▸ DESCRIPTION OF THE TASK: Retype the material below, keeping each line identical.

▸ EXERCISE DATA:
%%
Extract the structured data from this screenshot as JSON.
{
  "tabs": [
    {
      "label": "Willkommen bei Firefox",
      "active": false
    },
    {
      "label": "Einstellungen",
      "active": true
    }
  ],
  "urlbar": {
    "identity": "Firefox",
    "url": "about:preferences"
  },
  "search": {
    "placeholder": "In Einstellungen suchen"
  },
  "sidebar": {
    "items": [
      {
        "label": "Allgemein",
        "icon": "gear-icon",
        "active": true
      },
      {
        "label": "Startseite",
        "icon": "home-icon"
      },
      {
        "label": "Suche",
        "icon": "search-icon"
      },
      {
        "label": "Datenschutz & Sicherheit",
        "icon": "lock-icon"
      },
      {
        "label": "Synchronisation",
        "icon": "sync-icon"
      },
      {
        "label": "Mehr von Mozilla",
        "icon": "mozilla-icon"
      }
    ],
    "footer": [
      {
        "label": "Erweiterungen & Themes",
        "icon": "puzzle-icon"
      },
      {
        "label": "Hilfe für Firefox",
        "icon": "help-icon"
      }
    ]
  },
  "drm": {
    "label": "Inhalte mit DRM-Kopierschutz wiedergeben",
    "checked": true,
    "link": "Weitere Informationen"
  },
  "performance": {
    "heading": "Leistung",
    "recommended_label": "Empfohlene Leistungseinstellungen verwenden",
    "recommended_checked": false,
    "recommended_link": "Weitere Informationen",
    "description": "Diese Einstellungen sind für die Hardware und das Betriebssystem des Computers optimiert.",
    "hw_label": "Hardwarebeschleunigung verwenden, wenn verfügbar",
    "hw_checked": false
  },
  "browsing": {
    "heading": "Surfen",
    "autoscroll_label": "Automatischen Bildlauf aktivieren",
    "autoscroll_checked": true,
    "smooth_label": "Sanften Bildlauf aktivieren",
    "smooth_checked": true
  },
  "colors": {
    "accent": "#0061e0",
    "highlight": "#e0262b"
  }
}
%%
▸ WORKED SOLUTION:
Extract the structured data from this screenshot as JSON.
{
  "tabs": [
    {
      "label": "Willkommen bei Firefox",
      "active": false
    },
    {
      "label": "Einstellungen",
      "active": true
    }
  ],
  "urlbar": {
    "identity": "Firefox",
    "url": "about:preferences"
  },
  "search": {
    "placeholder": "In Einstellungen suchen"
  },
  "sidebar": {
    "items": [
      {
        "label": "Allgemein",
        "icon": "gear-icon",
        "active": true
      },
      {
        "label": "Startseite",
        "icon": "home-icon"
      },
      {
        "label": "Suche",
        "icon": "search-icon"
      },
      {
        "label": "Datenschutz & Sicherheit",
        "icon": "lock-icon"
      },
      {
        "label": "Synchronisation",
        "icon": "sync-icon"
      },
      {
        "label": "Mehr von Mozilla",
        "icon": "mozilla-icon"
      }
    ],
    "footer": [
      {
        "label": "Erweiterungen & Themes",
        "icon": "puzzle-icon"
      },
      {
        "label": "Hilfe für Firefox",
        "icon": "help-icon"
      }
    ]
  },
  "drm": {
    "label": "Inhalte mit DRM-Kopierschutz wiedergeben",
    "checked": true,
    "link": "Weitere Informationen"
  },
  "performance": {
    "heading": "Leistung",
    "recommended_label": "Empfohlene Leistungseinstellungen verwenden",
    "recommended_checked": false,
    "recommended_link": "Weitere Informationen",
    "description": "Diese Einstellungen sind für die Hardware und das Betriebssystem des Computers optimiert.",
    "hw_label": "Hardwarebeschleunigung verwenden, wenn verfügbar",
    "hw_checked": false
  },
  "browsing": {
    "heading": "Surfen",
    "autoscroll_label": "Automatischen Bildlauf aktivieren",
    "autoscroll_checked": true,
    "smooth_label": "Sanften Bildlauf aktivieren",
    "smooth_checked": true
  },
  "colors": {
    "accent": "#0061e0",
    "highlight": "#e0262b"
  }
}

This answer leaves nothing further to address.